How did you start working in the rare book trade and what were your first encounters?
In college I wondered if I might fashion an interest in old books into some kind of career. I inquired with a rare book dealer and he hired me on the spot. For four years I cataloged inventory, sold books to foot traffic, and prepared offers for anyone selling material. I then went to library school in search of geographic mobility, which set off a 10-year employment tour of several universities. When my wife accepted a job near Boston in 2018, I leapt at the chance to return to my trade roots and go into business for myself.
What do you specialize in and please describe your business a little to us?
I focus on pre-1830 European material, and principally non-English. I love the hand-press period and I love languages. So this slice of the book trade seemed to offer the greatest opportunity to add value to material through research. I most enjoy working with the popular and ephemeral, those fleeting printed vestiges of everyday life. I can't resist compelling evidence of use, nor anything that smacks of the alteration or repacking of early print. The more unusual, the better. I work primarily with American institutional libraries, which invariably influences my descriptions. I aim to provide a little research-based context and interpretation, just enough to allow anyone, with a moment's notice, to put my unfamiliar material before an audience and have something to say. I know what it's like to be responsible for collections I haven't had time to investigate.
What do you do if you are not pre-occupied with rare books?
It's summer, so I've been slicing a lot of melon and watering lots of plants. Our old house keeps us busy with its own needs, and our three cats with theirs. I'm also a strong believer in hobbies. I've loved spending time in the mountains since I was kid and it still defines most of my vacations -- alpine skiing, climbing, backpacking. I've gotten into woodworking these last few years, and recently started dabbling in bonsai.
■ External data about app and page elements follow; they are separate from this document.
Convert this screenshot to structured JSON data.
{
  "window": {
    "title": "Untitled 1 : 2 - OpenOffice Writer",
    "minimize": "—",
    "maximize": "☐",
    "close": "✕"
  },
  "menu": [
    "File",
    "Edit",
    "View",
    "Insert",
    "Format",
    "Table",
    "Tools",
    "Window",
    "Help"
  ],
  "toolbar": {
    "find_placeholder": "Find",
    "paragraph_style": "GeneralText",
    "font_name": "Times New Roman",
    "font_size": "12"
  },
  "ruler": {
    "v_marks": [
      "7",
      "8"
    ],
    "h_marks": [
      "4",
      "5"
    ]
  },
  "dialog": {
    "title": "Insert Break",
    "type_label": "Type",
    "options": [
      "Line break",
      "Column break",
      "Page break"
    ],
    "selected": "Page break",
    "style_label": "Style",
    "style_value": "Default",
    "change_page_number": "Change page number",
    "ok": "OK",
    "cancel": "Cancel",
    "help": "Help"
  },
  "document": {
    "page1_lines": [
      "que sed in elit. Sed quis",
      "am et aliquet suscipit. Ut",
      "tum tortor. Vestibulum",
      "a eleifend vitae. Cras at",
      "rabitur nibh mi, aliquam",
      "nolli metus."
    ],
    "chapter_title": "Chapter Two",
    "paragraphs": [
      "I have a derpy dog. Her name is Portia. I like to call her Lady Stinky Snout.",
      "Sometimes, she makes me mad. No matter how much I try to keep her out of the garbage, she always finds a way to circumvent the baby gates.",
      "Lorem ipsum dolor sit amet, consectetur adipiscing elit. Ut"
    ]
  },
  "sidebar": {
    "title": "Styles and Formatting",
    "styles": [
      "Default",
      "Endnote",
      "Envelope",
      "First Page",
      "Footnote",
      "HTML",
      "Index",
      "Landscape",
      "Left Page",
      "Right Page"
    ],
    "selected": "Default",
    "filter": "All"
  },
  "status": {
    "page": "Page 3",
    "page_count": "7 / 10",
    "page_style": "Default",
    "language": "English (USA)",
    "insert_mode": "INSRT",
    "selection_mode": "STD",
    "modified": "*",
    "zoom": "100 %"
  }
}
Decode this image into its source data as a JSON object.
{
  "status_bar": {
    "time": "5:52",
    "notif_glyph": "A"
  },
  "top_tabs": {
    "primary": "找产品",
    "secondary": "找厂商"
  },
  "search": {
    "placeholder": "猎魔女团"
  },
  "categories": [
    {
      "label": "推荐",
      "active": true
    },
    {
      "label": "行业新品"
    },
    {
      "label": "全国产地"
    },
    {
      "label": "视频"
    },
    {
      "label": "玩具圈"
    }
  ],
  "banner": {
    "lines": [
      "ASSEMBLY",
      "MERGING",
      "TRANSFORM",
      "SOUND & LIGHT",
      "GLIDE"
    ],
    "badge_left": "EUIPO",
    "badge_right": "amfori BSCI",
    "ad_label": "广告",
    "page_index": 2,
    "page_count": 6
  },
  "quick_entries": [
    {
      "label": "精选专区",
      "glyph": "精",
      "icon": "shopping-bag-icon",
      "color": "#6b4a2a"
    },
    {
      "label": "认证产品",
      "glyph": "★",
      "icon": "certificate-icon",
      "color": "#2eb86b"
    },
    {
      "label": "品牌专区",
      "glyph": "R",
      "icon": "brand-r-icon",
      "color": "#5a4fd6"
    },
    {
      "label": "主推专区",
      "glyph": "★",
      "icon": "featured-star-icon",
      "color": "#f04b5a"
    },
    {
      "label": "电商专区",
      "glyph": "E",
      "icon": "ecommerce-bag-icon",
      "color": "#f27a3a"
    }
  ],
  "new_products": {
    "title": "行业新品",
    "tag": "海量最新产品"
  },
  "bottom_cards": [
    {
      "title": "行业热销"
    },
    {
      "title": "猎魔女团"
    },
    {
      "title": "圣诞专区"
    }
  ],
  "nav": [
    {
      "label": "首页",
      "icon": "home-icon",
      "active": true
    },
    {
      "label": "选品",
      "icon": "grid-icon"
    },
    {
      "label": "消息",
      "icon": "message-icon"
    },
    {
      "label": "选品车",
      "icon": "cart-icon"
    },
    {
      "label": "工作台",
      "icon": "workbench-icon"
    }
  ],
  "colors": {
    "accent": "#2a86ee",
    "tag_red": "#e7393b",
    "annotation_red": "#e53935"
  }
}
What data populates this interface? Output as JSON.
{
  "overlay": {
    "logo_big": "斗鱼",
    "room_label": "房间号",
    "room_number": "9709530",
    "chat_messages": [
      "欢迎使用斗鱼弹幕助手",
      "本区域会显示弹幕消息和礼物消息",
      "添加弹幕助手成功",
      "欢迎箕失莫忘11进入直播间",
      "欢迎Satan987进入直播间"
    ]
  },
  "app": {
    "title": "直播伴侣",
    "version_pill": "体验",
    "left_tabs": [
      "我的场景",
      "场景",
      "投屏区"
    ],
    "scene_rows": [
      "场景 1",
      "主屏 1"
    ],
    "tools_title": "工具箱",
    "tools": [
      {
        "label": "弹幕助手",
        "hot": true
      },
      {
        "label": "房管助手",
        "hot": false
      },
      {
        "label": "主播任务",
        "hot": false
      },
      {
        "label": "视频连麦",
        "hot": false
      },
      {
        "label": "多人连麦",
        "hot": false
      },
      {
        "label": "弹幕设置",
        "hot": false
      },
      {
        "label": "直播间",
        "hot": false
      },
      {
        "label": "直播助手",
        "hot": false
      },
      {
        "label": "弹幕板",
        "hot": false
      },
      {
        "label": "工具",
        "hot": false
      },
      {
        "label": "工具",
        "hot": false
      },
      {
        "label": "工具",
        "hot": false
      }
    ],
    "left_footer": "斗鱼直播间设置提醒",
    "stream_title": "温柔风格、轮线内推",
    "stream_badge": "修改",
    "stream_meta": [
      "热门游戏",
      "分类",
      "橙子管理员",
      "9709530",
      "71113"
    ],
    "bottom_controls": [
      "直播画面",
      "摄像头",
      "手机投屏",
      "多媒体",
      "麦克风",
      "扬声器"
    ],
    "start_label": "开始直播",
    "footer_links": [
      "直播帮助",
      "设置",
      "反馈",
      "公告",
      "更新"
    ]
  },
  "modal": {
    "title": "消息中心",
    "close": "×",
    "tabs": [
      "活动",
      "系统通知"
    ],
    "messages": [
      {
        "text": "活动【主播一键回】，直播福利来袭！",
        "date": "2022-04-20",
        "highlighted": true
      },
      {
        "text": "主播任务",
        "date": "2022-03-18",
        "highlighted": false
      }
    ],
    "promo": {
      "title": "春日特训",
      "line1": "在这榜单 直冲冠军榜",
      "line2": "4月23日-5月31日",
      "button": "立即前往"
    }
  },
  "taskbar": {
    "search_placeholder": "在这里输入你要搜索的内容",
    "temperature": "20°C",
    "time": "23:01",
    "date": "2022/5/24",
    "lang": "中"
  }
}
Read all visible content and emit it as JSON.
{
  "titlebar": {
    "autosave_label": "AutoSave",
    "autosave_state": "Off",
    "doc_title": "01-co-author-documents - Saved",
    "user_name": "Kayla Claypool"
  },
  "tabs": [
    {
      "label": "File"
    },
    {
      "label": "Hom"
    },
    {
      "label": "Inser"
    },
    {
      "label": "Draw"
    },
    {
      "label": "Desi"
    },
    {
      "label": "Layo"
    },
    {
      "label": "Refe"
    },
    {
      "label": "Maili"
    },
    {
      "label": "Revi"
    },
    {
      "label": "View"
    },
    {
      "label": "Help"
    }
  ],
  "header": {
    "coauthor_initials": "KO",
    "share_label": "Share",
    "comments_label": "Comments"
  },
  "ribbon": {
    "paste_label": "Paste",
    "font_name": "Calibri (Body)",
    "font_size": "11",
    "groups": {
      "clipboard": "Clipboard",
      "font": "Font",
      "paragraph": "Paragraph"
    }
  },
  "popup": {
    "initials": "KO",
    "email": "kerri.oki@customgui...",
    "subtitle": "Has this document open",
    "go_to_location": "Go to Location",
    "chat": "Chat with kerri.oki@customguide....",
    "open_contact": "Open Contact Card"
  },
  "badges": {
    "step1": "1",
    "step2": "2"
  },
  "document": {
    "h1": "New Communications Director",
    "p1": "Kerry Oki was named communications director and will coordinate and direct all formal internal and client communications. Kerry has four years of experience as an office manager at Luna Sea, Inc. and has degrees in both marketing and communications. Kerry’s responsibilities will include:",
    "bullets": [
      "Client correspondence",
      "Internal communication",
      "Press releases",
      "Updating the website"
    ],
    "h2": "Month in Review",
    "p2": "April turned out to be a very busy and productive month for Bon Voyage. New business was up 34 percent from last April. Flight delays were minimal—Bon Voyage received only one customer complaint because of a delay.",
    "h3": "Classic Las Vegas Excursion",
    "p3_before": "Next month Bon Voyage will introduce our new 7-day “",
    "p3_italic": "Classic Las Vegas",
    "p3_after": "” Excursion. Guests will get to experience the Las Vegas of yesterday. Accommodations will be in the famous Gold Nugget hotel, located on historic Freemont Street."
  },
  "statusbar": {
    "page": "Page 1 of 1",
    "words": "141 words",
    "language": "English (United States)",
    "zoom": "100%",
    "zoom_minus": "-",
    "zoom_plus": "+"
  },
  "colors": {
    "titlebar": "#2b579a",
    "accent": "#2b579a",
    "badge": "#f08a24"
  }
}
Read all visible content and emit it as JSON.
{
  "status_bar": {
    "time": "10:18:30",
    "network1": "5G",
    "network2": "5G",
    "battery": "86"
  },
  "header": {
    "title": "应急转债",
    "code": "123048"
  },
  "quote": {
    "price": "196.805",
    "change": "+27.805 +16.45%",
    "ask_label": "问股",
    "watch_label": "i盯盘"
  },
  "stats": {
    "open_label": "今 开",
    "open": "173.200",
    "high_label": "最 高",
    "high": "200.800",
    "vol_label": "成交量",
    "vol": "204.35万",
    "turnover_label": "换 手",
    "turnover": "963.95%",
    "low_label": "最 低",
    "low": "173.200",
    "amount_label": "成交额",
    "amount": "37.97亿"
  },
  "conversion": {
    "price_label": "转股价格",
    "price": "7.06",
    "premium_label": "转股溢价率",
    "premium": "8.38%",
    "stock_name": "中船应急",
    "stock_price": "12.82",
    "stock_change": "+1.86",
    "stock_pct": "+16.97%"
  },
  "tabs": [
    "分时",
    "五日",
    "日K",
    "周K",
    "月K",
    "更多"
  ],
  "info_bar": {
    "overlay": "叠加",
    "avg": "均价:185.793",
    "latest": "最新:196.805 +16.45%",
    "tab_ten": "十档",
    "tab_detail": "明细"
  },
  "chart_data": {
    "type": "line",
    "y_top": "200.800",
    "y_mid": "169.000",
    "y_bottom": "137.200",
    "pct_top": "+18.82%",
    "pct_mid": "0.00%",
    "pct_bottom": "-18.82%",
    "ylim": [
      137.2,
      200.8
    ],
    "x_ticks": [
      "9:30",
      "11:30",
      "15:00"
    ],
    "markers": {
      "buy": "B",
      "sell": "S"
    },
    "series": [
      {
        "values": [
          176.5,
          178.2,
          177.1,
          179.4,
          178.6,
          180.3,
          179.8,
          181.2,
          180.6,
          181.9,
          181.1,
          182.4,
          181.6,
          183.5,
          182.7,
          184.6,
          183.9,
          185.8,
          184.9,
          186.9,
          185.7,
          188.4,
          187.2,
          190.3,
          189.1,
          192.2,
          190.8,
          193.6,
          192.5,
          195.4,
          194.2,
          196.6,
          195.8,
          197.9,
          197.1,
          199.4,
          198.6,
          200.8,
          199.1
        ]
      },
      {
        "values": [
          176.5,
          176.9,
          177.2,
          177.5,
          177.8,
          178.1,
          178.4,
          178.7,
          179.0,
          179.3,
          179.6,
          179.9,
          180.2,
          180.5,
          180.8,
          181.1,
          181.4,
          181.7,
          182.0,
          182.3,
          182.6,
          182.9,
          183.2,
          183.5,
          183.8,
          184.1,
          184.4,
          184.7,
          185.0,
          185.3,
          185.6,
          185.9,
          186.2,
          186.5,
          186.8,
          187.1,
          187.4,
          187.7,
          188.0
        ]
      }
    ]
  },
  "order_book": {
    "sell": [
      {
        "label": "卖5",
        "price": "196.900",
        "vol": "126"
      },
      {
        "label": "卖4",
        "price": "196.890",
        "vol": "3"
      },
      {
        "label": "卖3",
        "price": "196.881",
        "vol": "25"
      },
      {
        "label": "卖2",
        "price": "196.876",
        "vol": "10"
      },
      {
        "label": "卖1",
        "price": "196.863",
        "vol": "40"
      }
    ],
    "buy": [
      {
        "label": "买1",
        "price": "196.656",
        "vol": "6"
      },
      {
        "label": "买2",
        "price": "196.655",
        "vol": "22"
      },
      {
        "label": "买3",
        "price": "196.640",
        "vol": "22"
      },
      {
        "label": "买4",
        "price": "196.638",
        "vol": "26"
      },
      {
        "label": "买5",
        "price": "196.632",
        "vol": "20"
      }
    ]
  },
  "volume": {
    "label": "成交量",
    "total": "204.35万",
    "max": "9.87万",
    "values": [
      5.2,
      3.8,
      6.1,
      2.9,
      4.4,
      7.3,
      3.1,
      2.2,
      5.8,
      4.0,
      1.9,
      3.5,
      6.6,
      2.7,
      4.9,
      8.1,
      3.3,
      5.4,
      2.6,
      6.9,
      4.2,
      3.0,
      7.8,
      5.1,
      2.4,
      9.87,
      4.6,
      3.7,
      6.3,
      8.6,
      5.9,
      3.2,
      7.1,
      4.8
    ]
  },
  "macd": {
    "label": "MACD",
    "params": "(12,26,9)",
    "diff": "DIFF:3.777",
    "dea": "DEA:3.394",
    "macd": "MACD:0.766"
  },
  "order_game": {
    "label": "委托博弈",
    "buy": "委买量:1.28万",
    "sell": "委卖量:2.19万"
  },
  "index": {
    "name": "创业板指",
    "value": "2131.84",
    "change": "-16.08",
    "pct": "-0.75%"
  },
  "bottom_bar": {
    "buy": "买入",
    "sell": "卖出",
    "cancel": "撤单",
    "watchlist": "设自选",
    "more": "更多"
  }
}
If I can keep my little jade alive for a year, I'll permit myself to get another tree. Fingers crossed!
Patrick Olson Rare Books
74 Wentworth Avenue